White House highlights relationship with Israel amid strain over judicial reform
Senior Biden administration officials briefed the American Jewish community on Israeli President Isaac Herzog’s recent visit to Washington, which they deemed ‘successful’
(Photo by Kevin Dietsch/Getty Images)
Hours after Israel’s Knesset passed controversial judicial reform legislation that provoked a response from President Joe Biden, senior White House officials, speaking in a virtual briefing to the American Jewish community, highlighted the close ties between Israel and the United States.
“We don’t always agree on everything. But at the same time, we do talk about just about everything,” said Terry Wolff, the National Security Council’s senior director for Middle East and North Africa, who was discussing Biden’s recent meeting in Washington with Israeli President Isaac Herzog and his phone call last week with Israeli Prime Minister Benjamin Netanyahu.
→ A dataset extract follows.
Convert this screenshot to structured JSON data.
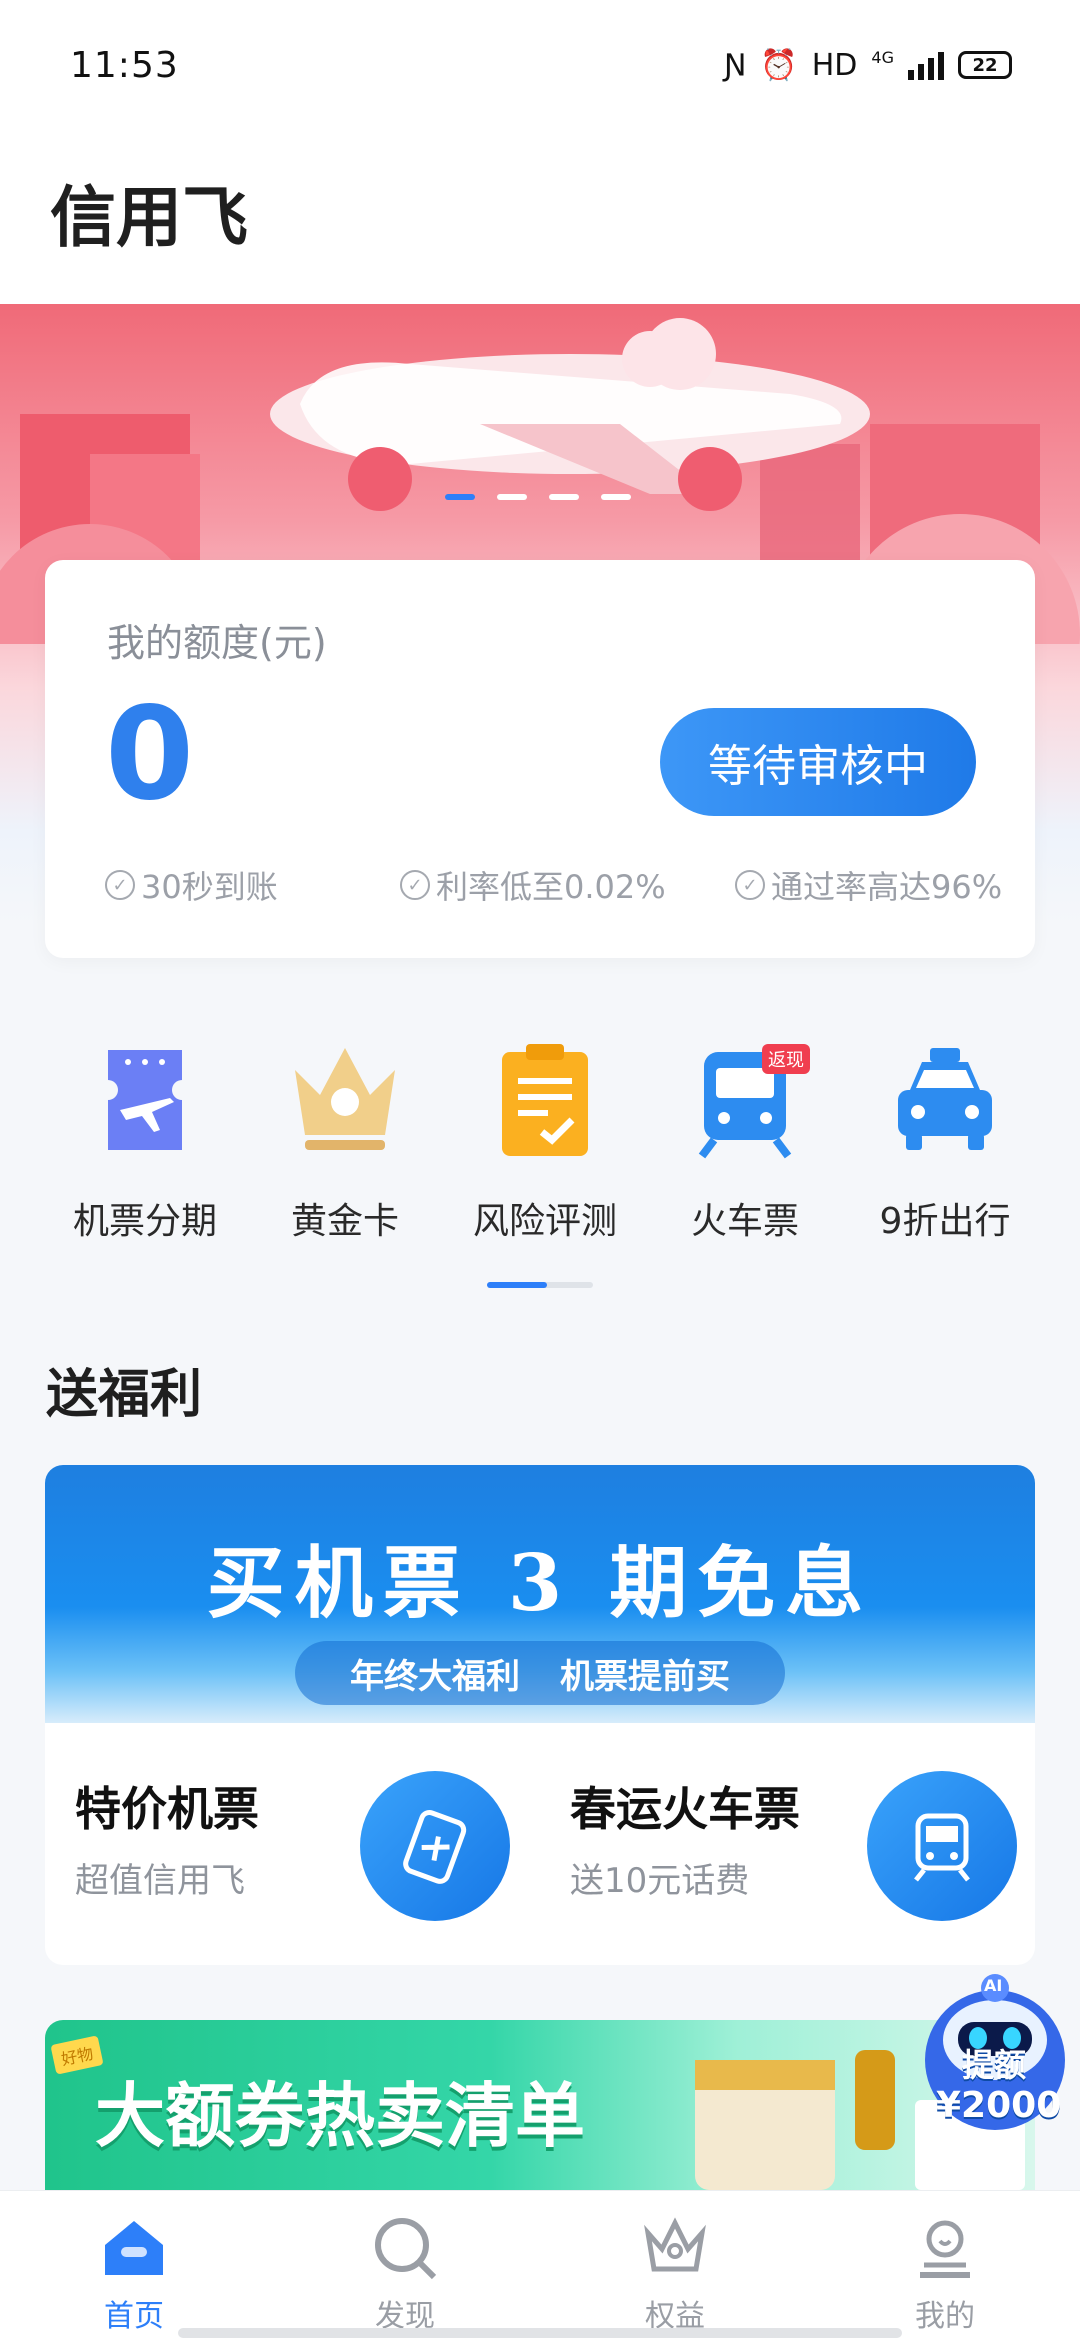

After the Knesset voted 64-0 — the opposition boycotted the final vote — on Monday in favor of a bill that curtails the power of the country’s Supreme Court, White House Press Secretary Karine Jean-Pierre called the vote “unfortunate” and said the U.S. will support Herzog’s efforts “to build a broader consensus through political dialogue.”
“The president’s argument and his perspective has been that it’s really important that the sides get together, that they talk, and that discussion should not be over. And so that was really one of the themes he stressed all during last week’s meetings,” said Wolff.
Also on the table were the host of challenges that Washington and Jerusalem face together, Wolff added — Russia, China, growing the Abraham Accords, Ukraine and Iran.
Samantha Sutton, who started last week as director for Israel and Palestinian affairs on the National Security Council, said Herzog’s visit to Washington was “successful.”
“The breadth of issues that we cooperate with Israel on … I’ve been surprised, and pleasantly surprised,” said Sutton, who previously served as chief of staff to former U.S. Ambassador to Israel Tom Nides. Herzog’s visit, she noted, “just shows how much we cooperate with the Israelis.”
During his visit, Herzog spoke to a joint session of Congress and also met with Vice President Kamala Harris, with the two leaders unveiling a joint climate initiative between the U.S. and Israel.
“I think there’s a lot of opportunities there for collaboration,” said Ilan Goldenberg, special advisor for the Middle East and North Africa in the vice president’s office. “Water issues, technology issues, climate issues are all things that are very high on her agenda, and also are all high on the Israeli agenda.”
The project “helps to cement everything we’re trying to do in the Middle East in terms of Israeli integration,” Goldenberg said, “and it’s also just great for the U.S.-Israel relationship and partnership.” He added that the joint investment in tackling climate change is also intended to benefit the Palestinians.